The case for NBCUniversal. It’s likely that a partnership with NBCUniversal would be exclusive. Their ad unit, FreeWheel, would provide the necessary technology to deliver the ads. The NBCUniversal sales team would help to sell the ads across Europe and the US.
The case for Google. Google brings its own ad platform, which Netflix is currently a customer of. An agreement with Google could mean an exclusive arrangement, but it hasn’t been confirmed.
Both competitors are currently working with other large brands. A potential deal with Netflix could mean sharing access to its tech partners and audiences. NBCUniversal is the exclusive reseller of ads for Apple News and Apple Stocks since 2017 and has recently expanded into the UK. Google had been providing ad service to the Walt Disney Co. (a previous FreeWheel customer and current Netflix competitor) since 2018.
What Netflix is saying. Netflix hasn’t provided any details of its plans, how many ads will run, ad targeting, or reach.
Read the announcement. You can read the article from the Wall Street Journal here.
Why we care. From outside, Netflix’s subscription price increase, the fourth since 2018, seems an odd choice. It was announced at the end of January when inflation was already a growing concern for consumers. Also, viewers were already complaining about decreasing quality in new content while old favorites were no longer available. People are cutting spending and may turn to one of the emerging high-quality, lower-cost competitors.
Those competitors are also either ad-free or offer an ad-free version at a low cost. So an ad-supported Netflix tier may not be all that appealing. It’s rash to second guess a company as successful as Netflix, but this doesn’t seem to be a well-thought-out plan.
Read next: Why we care about adtech: The complete guide
About The Author
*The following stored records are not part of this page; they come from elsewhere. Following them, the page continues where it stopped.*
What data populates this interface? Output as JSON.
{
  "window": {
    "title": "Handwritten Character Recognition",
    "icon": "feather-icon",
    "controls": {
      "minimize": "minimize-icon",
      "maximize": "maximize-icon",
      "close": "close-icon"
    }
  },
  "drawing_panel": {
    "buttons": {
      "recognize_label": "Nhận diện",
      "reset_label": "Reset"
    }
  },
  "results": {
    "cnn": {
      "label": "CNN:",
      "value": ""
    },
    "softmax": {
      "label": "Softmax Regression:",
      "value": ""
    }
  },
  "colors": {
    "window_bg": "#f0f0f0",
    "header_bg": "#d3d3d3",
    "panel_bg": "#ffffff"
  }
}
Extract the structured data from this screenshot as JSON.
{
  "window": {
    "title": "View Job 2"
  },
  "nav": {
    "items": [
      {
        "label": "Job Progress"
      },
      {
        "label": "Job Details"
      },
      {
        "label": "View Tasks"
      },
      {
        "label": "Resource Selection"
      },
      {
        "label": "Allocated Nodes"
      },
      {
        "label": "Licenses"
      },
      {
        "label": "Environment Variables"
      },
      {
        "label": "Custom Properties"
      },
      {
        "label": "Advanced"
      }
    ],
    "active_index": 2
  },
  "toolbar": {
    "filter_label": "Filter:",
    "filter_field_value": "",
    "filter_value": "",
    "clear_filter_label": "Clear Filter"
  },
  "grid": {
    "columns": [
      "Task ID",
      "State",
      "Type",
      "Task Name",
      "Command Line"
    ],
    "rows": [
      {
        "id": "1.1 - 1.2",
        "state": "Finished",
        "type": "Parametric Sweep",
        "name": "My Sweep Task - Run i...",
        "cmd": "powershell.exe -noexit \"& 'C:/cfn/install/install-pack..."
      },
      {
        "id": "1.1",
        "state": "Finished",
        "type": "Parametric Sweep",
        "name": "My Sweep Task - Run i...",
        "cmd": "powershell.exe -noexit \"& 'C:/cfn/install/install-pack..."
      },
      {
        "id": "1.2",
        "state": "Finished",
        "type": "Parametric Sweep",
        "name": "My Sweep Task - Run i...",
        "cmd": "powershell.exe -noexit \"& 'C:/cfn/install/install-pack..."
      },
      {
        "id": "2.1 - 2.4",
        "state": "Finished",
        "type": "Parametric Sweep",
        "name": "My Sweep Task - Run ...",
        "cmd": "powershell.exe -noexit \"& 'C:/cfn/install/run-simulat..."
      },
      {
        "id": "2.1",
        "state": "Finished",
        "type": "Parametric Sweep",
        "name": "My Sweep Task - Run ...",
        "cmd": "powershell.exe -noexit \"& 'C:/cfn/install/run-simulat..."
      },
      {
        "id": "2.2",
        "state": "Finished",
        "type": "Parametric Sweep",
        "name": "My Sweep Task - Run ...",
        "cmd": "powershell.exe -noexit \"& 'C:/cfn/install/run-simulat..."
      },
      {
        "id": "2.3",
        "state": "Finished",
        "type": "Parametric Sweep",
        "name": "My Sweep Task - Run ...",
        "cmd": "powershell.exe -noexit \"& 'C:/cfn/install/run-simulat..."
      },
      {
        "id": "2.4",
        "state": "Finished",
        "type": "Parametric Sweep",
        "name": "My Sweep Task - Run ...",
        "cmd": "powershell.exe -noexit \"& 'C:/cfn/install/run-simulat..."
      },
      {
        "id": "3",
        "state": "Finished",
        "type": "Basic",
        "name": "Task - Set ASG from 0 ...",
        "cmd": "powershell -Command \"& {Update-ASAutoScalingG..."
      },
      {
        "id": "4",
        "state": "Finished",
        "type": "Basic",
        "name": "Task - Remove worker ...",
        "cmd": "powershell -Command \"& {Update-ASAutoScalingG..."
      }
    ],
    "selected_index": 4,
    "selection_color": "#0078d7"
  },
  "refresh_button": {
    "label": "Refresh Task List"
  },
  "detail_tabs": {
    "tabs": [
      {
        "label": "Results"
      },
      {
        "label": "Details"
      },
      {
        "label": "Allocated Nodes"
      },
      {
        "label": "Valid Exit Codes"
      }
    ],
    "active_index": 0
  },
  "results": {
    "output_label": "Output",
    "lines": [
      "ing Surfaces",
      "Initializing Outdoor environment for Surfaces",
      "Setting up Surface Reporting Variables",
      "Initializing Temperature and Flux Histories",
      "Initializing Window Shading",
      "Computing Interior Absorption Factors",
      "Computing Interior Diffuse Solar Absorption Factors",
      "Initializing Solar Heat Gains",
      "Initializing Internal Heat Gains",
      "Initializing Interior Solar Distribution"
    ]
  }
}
Nicole Farley is an editor for Search Engine Land covering all things PPC. In addition to being a Marine Corps veteran, she has an extensive background in digital marketing, an MBA and a penchant for true crime, podcasts, travel, and snacks.